Special to ModernJeeper by Chuck Brinkley, Golden Shores Off Roaders.
As the national news was focusing on the Poppy phenomena in Southern California, ModernJeepers in western Mohave County, Arizona along the Colorado River were experiencing a once in a lifetime wildflower bloom.
It started with the area receiving the right amount of precipitation at the right time. Most super bloom conditions means the rainfall in the desert during November and December preceding the spring bloom was spot on. The right amount of rain at the right time to germinate the seeds lying dormant.
Poppy bloom in AZ
Low down in the river valley the hills turned green with new growth in late January and by mid-February those same hills began to turn the bright yellow of Golden Evening Primrose and the deep purple of Scorpion Weed (Blue Phacelia). In the bottoms, washes and ancient sand bars of the flood plain Lupine, Sand Verbena, desert Evening Primrose, Jimson Weed, Desert Lilies and many other species began to reach towards the sun.
While the bloom in the low Desert was beginning to come full, a bit higher up in the Black and Mohave Mountains the Arizona, California and Mexican Poppies were all growing nicely and starting to bloom.
By mid to late March the Poppies were blooming along with Lupine, Desert Salvia, Pincushions, Desert Asters and the list goes on. I believe this ModernJeeper has noticed at least 40 different species so far this spring.

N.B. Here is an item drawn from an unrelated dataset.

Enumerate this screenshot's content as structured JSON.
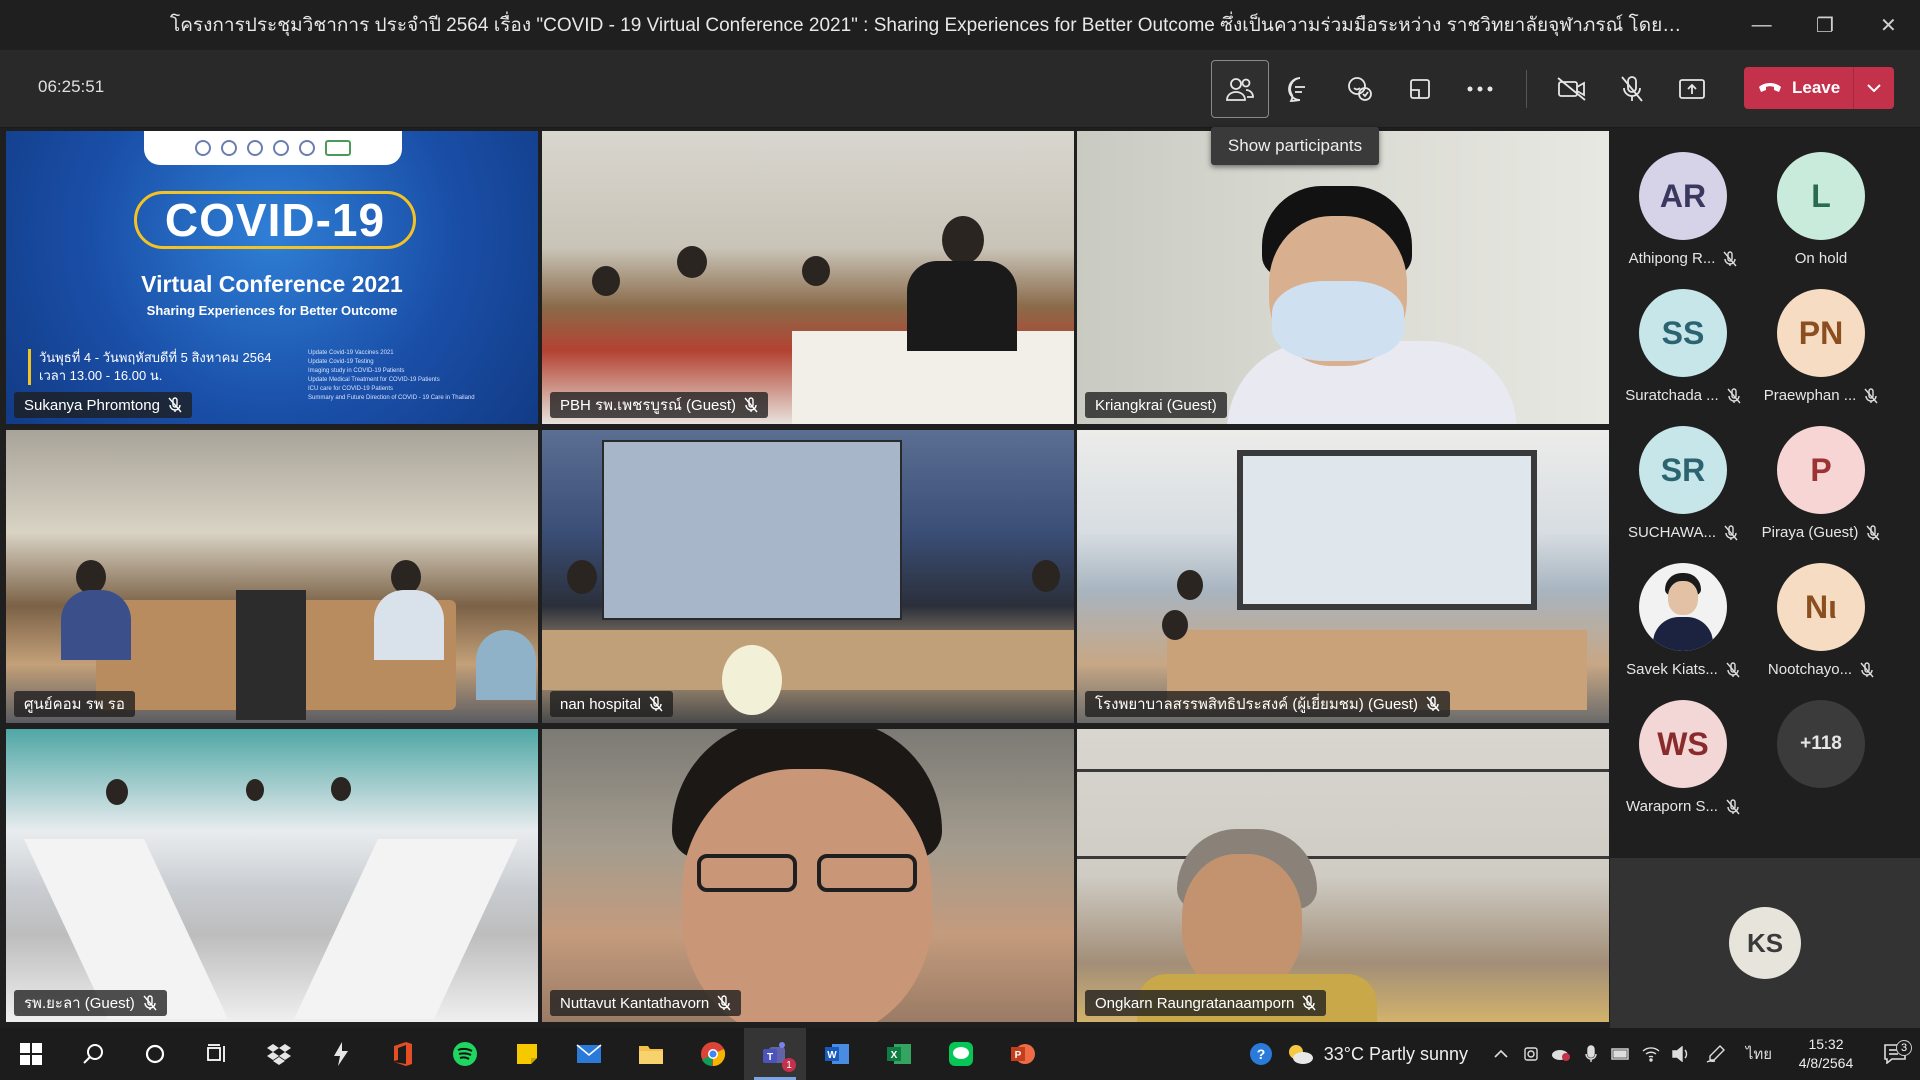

As we move in to April, the Poppy bloom is in its full glory. Moving through April we will see the low Desert annuals and the higher desert Poppy bloom start to be fade and be replaced by the bloom of the perennials of the area such as, Greasewoods, Brittle Brush, Desert Lavender, Globe Mallow, Indigo, Yuccas, Joshua Trees and a host of others along with many types of Cactus’ that are just starting to bloom.
Just sitting in your Jeep with the windows down (or top off) the wildflower smells were truly tantalizing. Drifting flavors of flowers were a treat to the old nose.
Like a bouquet in a flower shop
By the end of April the Palo Verde trees will start to come in to full bloom that will last towards the end of May when the last of the low Desert species should produce one more show as the bright blue flowers of the Smoke Bushes come in.
There might still be time to see this year’s incredible bloom as it moves its way up in to the Hualapai and Peacock mountains of Mohave County where a another whole world of varieties will be getting ready to go on display.
Enjoy the pics.